- **Data shown**:
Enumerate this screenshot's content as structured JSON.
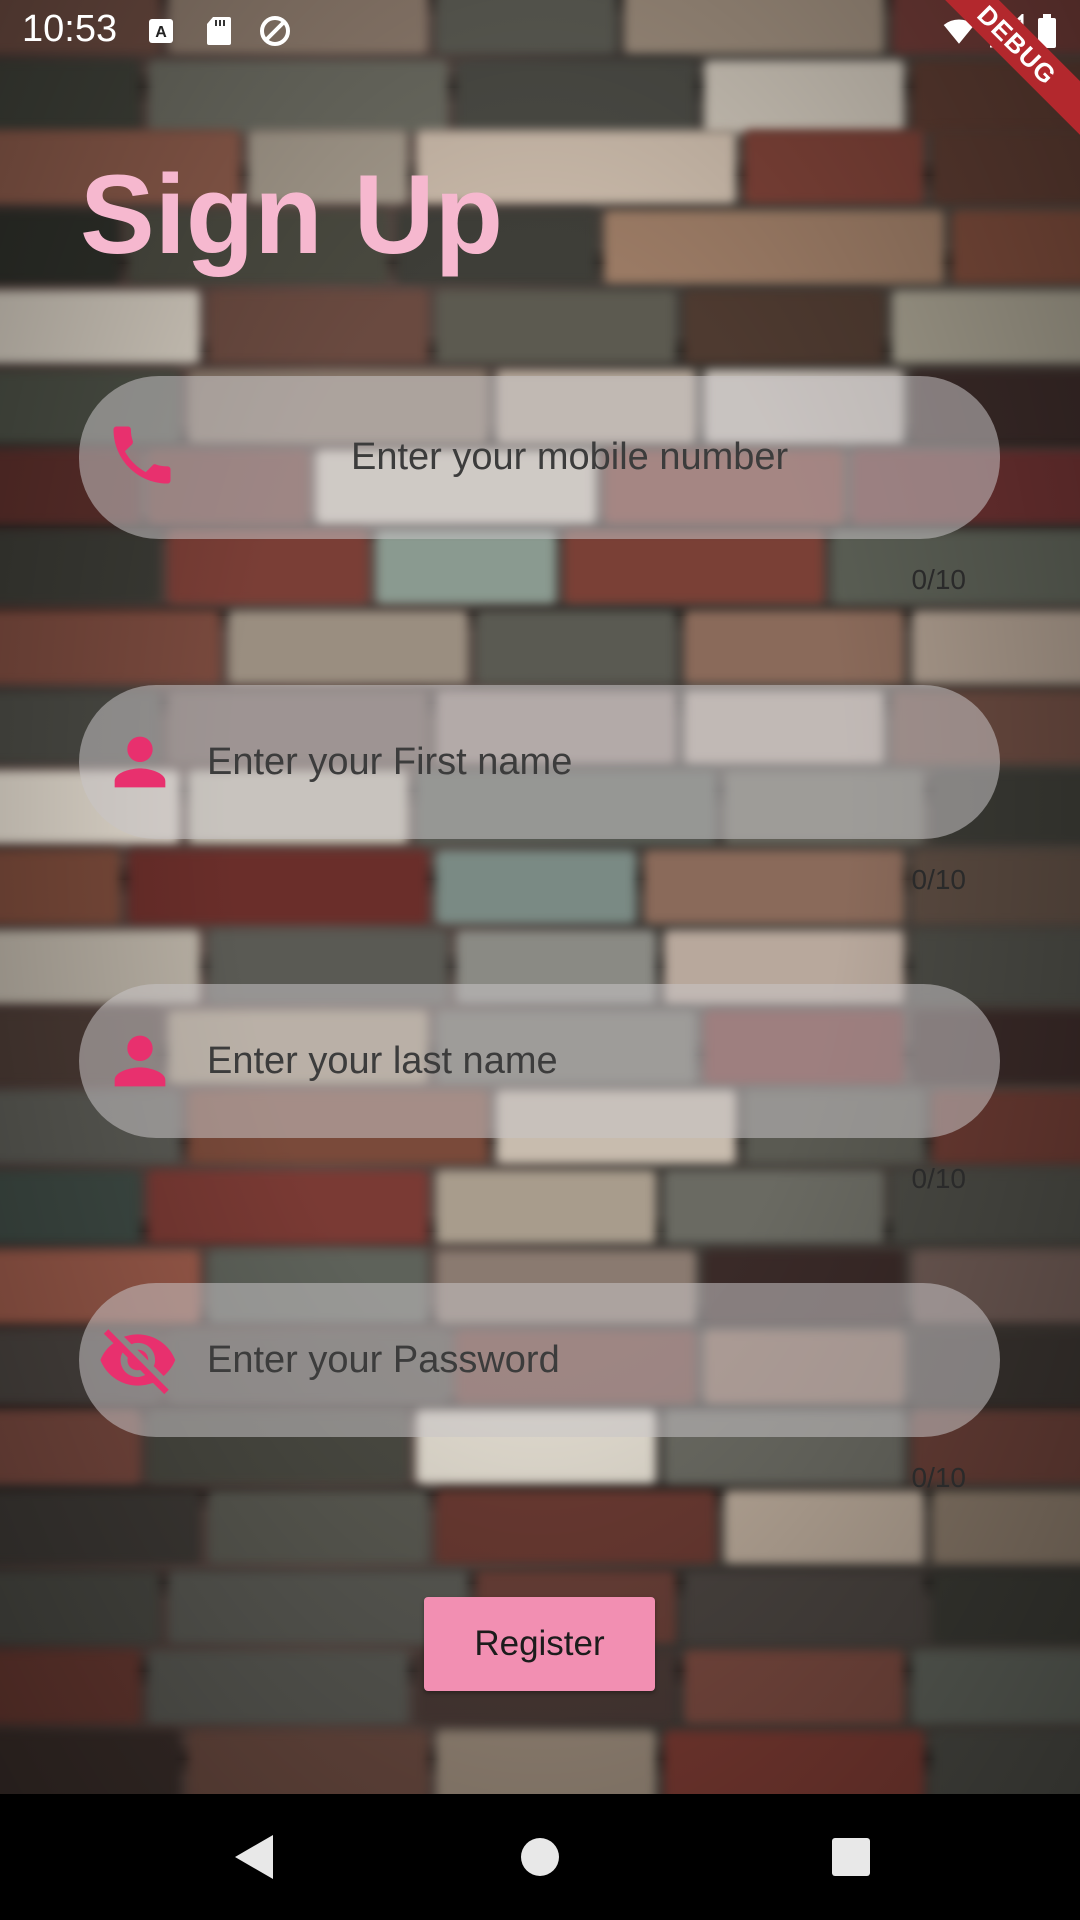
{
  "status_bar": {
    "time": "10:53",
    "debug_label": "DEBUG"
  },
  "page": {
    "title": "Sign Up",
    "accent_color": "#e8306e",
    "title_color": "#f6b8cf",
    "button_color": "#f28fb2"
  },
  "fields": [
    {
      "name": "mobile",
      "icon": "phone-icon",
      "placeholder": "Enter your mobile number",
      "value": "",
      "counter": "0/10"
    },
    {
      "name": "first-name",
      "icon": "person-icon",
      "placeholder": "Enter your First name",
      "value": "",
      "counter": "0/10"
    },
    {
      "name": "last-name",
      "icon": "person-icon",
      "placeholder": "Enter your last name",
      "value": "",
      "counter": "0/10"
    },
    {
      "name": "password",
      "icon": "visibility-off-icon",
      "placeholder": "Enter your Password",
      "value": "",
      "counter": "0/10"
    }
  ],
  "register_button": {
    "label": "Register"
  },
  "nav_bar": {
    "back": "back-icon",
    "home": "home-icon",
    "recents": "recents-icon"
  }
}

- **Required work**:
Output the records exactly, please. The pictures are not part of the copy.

- **Response to the task**:
Enumerate this screenshot's content as structured JSON.
{
  "status_bar": {
    "time": "10:53",
    "debug_label": "DEBUG"
  },
  "page": {
    "title": "Sign Up",
    "accent_color": "#e8306e",
    "title_color": "#f6b8cf",
    "button_color": "#f28fb2"
  },
  "fields": [
    {
      "name": "mobile",
      "icon": "phone-icon",
      "placeholder": "Enter your mobile number",
      "value": "",
      "counter": "0/10"
    },
    {
      "name": "first-name",
      "icon": "person-icon",
      "placeholder": "Enter your First name",
      "value": "",
      "counter": "0/10"
    },
    {
      "name": "last-name",
      "icon": "person-icon",
      "placeholder": "Enter your last name",
      "value": "",
      "counter": "0/10"
    },
    {
      "name": "password",
      "icon": "visibility-off-icon",
      "placeholder": "Enter your Password",
      "value": "",
      "counter": "0/10"
    }
  ],
  "register_button": {
    "label": "Register"
  },
  "nav_bar": {
    "back": "back-icon",
    "home": "home-icon",
    "recents": "recents-icon"
  }
}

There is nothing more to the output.